But why the change in the wording of the blessing? Hashem, of course, is the source of all goodness. Goodness comprises His essence, not a quality super added to His existence. The goodness that He bestows to mankind is given generously even if we are undeserving. It is bestowed upon us out of His love and concern for all mankind. The שהחינו only acknowledges my personal thanks to God. הטוב והמטיב is more. It also acknowledges God’s will in the universe for the good of all mankind.

We, as Jews, are commanded to “walk in His ways.” We are to emulate God as humanly as possible. In this case that means we are to use our material and intellectual wherewithal not only benefit ourselves but as importantly to share our successes and accomplishments with others. By doing so, we demonstrate our commitment to God’s will, participating in building a world that expresses genuine love and concern for the welfare of our fellow human beings.

So the blessing of הטוב והמטיב, is said when the acquired object helps more than one person. Nothing exemplifies this idea more than the building of a new facility to further Jewish education. Literally thousands of Jewish youth and young adults will be the direct beneficiaries of the largess and generosity of so many. Lead by our Head of School, Dr. Richard Cuenca, supported by the Board of Trustees of David Posnack Jewish Day School, and with the continued assistance by Hashem, the new Paul and Maggie Fischer High School building and Gymnasium, will become the jewel of Jewish life and education in Broward County.

With abounding gratitude to Hashem and to all those too numerous to name here, who donated their money, ideas, and energy, working tirelessly over the last couple of years turning their vision of a modern, state of the art Jewish high school into a reality, we recited the blessing הטוב והמטיב with full and grateful hearts.

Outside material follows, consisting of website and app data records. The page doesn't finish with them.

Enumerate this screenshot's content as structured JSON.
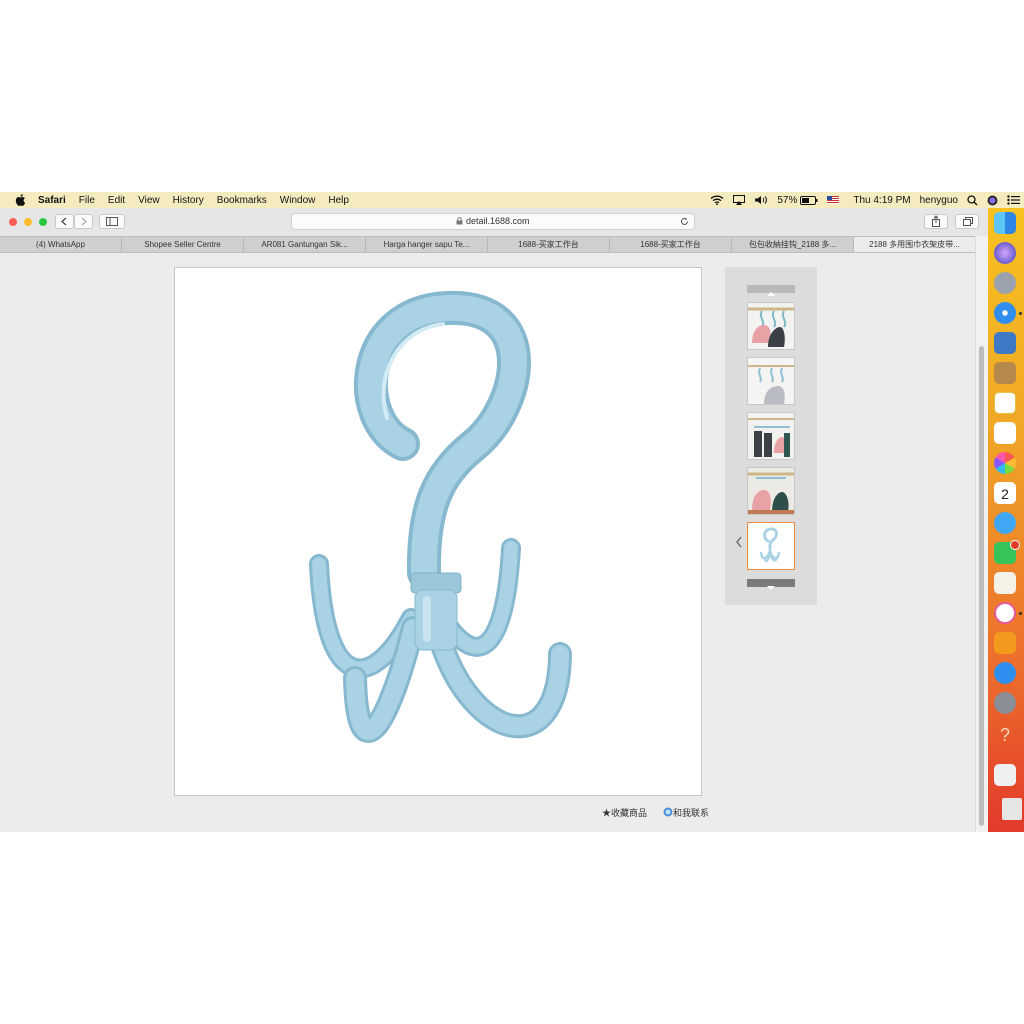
{
  "menubar": {
    "app_name": "Safari",
    "menus": [
      "File",
      "Edit",
      "View",
      "History",
      "Bookmarks",
      "Window",
      "Help"
    ],
    "battery": "57%",
    "clock": "Thu 4:19 PM",
    "user": "henyguo"
  },
  "browser": {
    "url": "detail.1688.com",
    "tabs": [
      "(4) WhatsApp",
      "Shopee Seller Centre",
      "AR081 Gantungan Sik...",
      "Harga hanger sapu Te...",
      "1688-买家工作台",
      "1688-买家工作台",
      "包包收納挂钩_2188 多...",
      "2188 多用围巾衣架皮带..."
    ],
    "active_tab_index": 7,
    "new_tab_symbol": "+"
  },
  "product": {
    "favorite_label": "★收藏商品",
    "contact_label": "和我联系"
  },
  "thumbnails": {
    "count": 5,
    "selected_index": 4
  },
  "calendar_day": "2",
  "colors": {
    "hook": "#a9d2e4",
    "hook_shadow": "#86b8cf",
    "menubar": "#f4ecbe",
    "selected_thumb_border": "#f08a3c"
  }
}
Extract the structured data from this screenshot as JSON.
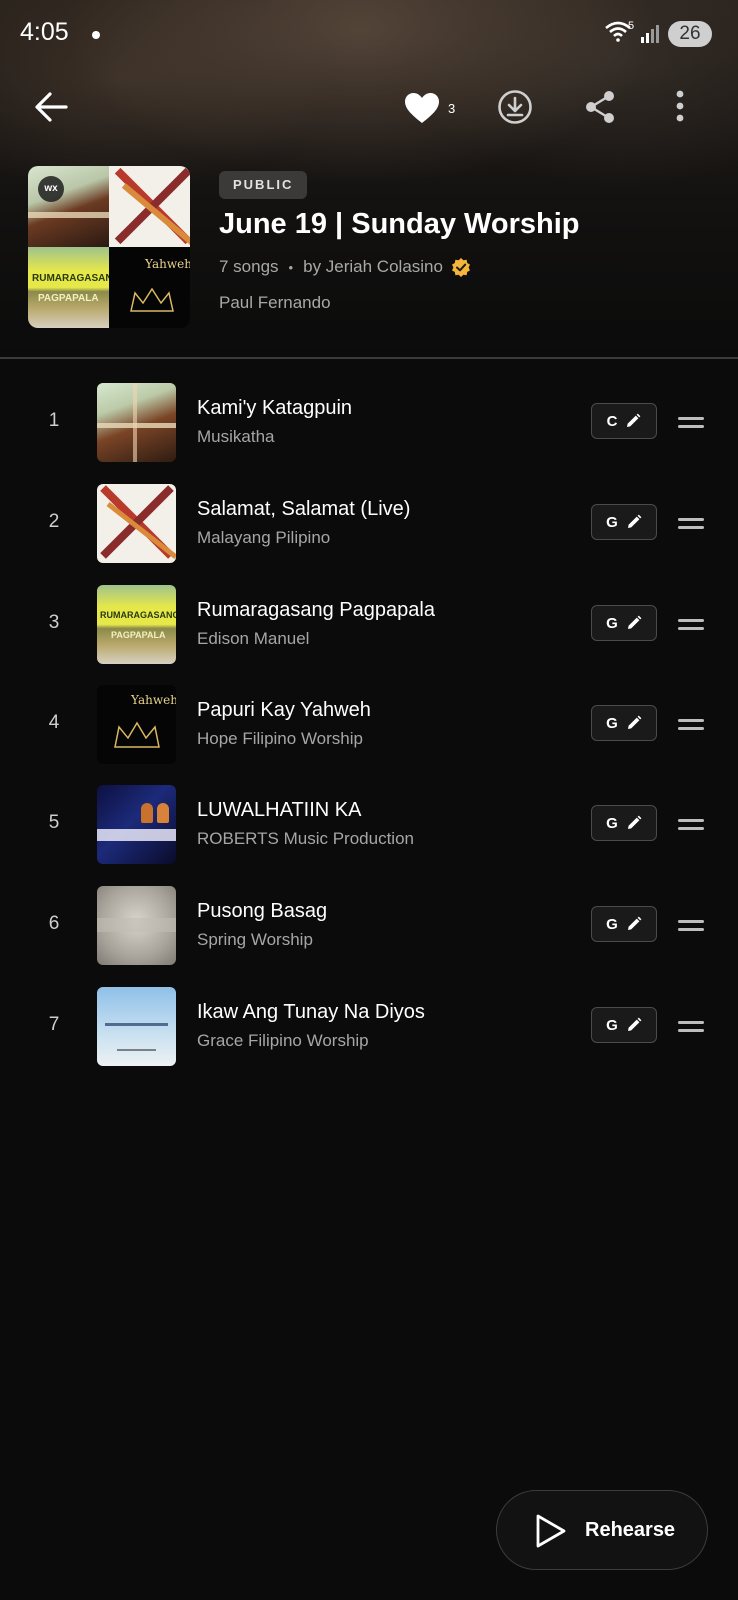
{
  "status_bar": {
    "time": "4:05",
    "wifi_label": "5",
    "battery": "26"
  },
  "toolbar": {
    "like_count": "3"
  },
  "playlist": {
    "badge": "PUBLIC",
    "title": "June 19 | Sunday Worship",
    "song_count": "7 songs",
    "separator": "•",
    "author": "by Jeriah Colasino",
    "collaborator": "Paul Fernando",
    "cover_logo": "wx"
  },
  "songs": [
    {
      "number": "1",
      "title": "Kami'y Katagpuin",
      "artist": "Musikatha",
      "key": "C"
    },
    {
      "number": "2",
      "title": "Salamat, Salamat (Live)",
      "artist": "Malayang Pilipino",
      "key": "G"
    },
    {
      "number": "3",
      "title": "Rumaragasang Pagpapala",
      "artist": "Edison Manuel",
      "key": "G"
    },
    {
      "number": "4",
      "title": "Papuri Kay Yahweh",
      "artist": "Hope Filipino Worship",
      "key": "G"
    },
    {
      "number": "5",
      "title": "LUWALHATIIN KA",
      "artist": "ROBERTS Music Production",
      "key": "G"
    },
    {
      "number": "6",
      "title": "Pusong Basag",
      "artist": "Spring Worship",
      "key": "G"
    },
    {
      "number": "7",
      "title": "Ikaw Ang Tunay Na Diyos",
      "artist": "Grace Filipino Worship",
      "key": "G"
    }
  ],
  "rehearse": {
    "label": "Rehearse"
  },
  "colors": {
    "background": "#0b0b0b",
    "verified": "#f5b53a",
    "badge_bg": "#3b3a38"
  }
}
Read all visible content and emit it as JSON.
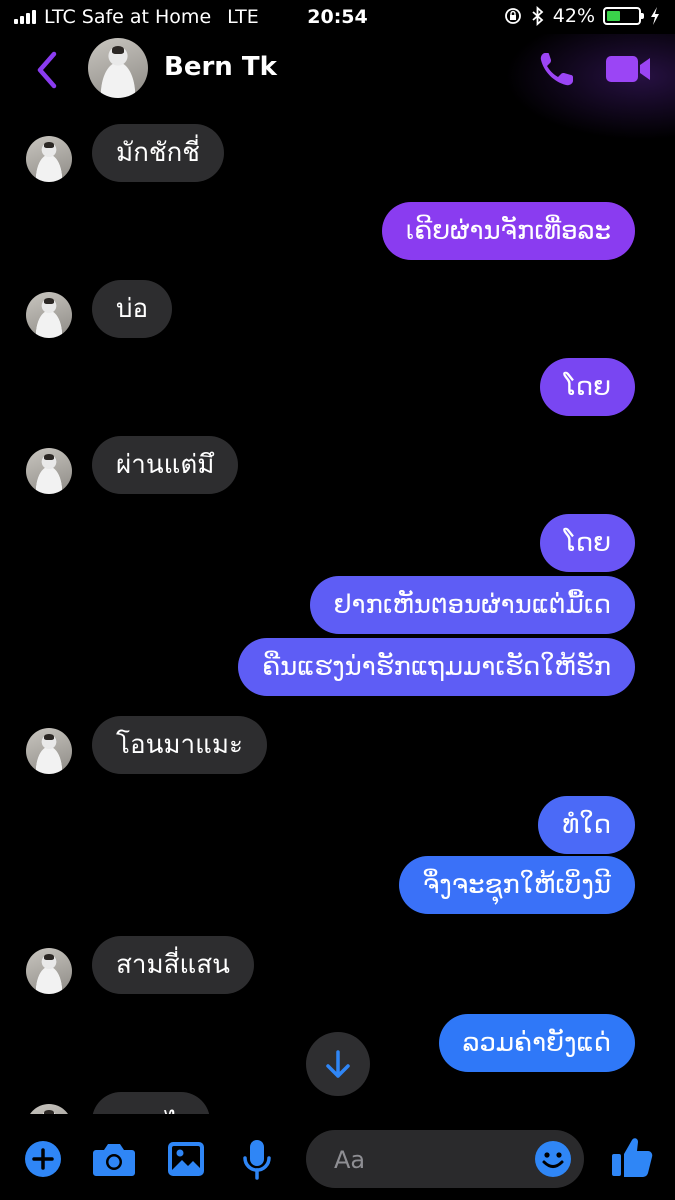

May Hashem continue to bless our endeavors at the Posnack School, and may He continue His protecting care over Israel, Jews, and God-loving people the world over.

Shabbat Shalom,

Rabbi Robert Kaplan